Find all your DIY electronics in the MakerShed. 3D Printing, Kits, Arduino, Raspberry Pi, Books & more!

way_to_mtm02.jpg
Following up on the previous post covering Make: Tokyo Meeting 02, here are more photos and info from this event. This time there were over 60 presenters and over 1,200 people in attendance (twice as many makers and guests as the first Make: Tokyo Meeting). This time the meeting featured makers from Tokyo and beyond, showing a growth in the event as well as the DIY community that Make: Japan seeks to bring together.

The Make: Tokyo meetings, although in their early stages, are quickly becoming one of the premiere arenas for makers in Japan to display their creations. Because there are relatively few other arenas for makers to display their work in a large, interactive setting, it will no doubt continue to be an attraction for creative people in Japan and beyond.

The event was kicked off with an opening speech by sci-fi novelist H. Nojiri on the future of DIY. Throughout the day there were a total of 18 presentations at ~20 minutes each, as well as full-on workshops on Arduino, electronics for crafters (using Craft’s Fashioning Technology book), and LED Throwies, as well as many other mini-workshops conducted at the maker booths. MTM 02 also featured a Making Things Talk publication panel discussion by Shigeru Kobayashi, A. Kubota, and Takumi Funada. This panel coincided with the very recent publication of the Japanese translation of Making Things Talk. Appropriately, the event showcased a lot of work by students from site hosts Tama Art University, IAMAS, etc. who utilized physical computing technology such as Arduino and Gainer in their projects.

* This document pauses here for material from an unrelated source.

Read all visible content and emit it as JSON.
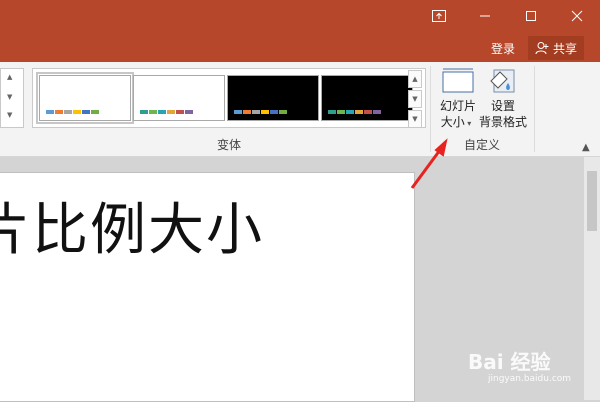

This Make Meeting also saw the presence of more craft-related makers.
crafters.jpg
“Don’t sit on me!”
cushion_with_teeth.jpg
The Teslasizer (Tesla Coil + Synthesizer), made by high school student Hidehito Kikuchi.
tesla_coil.jpg
caliculator.jpg
microwave_machine.jpg
runnable_heart.jpg
small_airship.jpg

The event also featured the Nico_TECH community, self-described “hard-core otaku” who are users of the Nico-Nico Douga video sharing site. This group is made up of professional engineers and researchers who produce various works based on anime and manga characters.
drumming_girl_robot.jpg
Thermography Sweater.
thermographic_sweater.jpg
Nixies!
3020385663_bc56ff2829.jpg
(All of the above photos via flickr user turky.)

Here’s more from PingMag’s write-up on MTM 02:

You’re surely familiar if not an ardent devotee of MAKE, the techie magazine by O’Reilly publishing founded by a certain Tim O’Reilly. Just as in a TV program for kids, this fabulous mag teaches how to make practical things from daily items and used appliances — but with geeky tools and sometimes pretty wacky results! In early November chill, the Japanese issue of MAKE hosted the MAKE: Tokyo Meeting 02 at Tama Art University where over 1,200 folks gathered to show their rad inventions. PingMag went for a stroll to report on robotic heads, a Speed Cabling Contest or a wi-fi module that turns your iPhone into kind of a Wii remote!

Most importantly, the colorful characters pictured in my previous post have been identified:
makemag02.jpg

We entered the large hall and started strolling around just to stop to watch the comedy performance by Bye-bye World, a group of three students from Keio University’s Institute for Advanced Biosciences and Hosei University’s polytechnic school. “Bye-bye World” revolves around the idea of using technology as a weapon against a muscle-bound crime boss seeking world domination. Of course!

makemag04.jpg

A brigade of leek-waving vixens, made by Nico-TECH.
makemag22.jpg
makemag.jpg
makemag03.jpg
makemag18.jpg

PingMag’s closing statement is quite nice:

When visiting Shibuya Shugeibu’s crafting booth at the end, we realised once again that this event was all about bringing people together who love making things. Feel inspired? Come on and start making your own techy devices! And be sure to make it to the next MAKE: Tokyo Meeting 03!


Related
blog comments powered by Disqus

Featured Products from the MakerShed

Follow

Get every new post delivered to your Inbox.

Join 25,546 other followers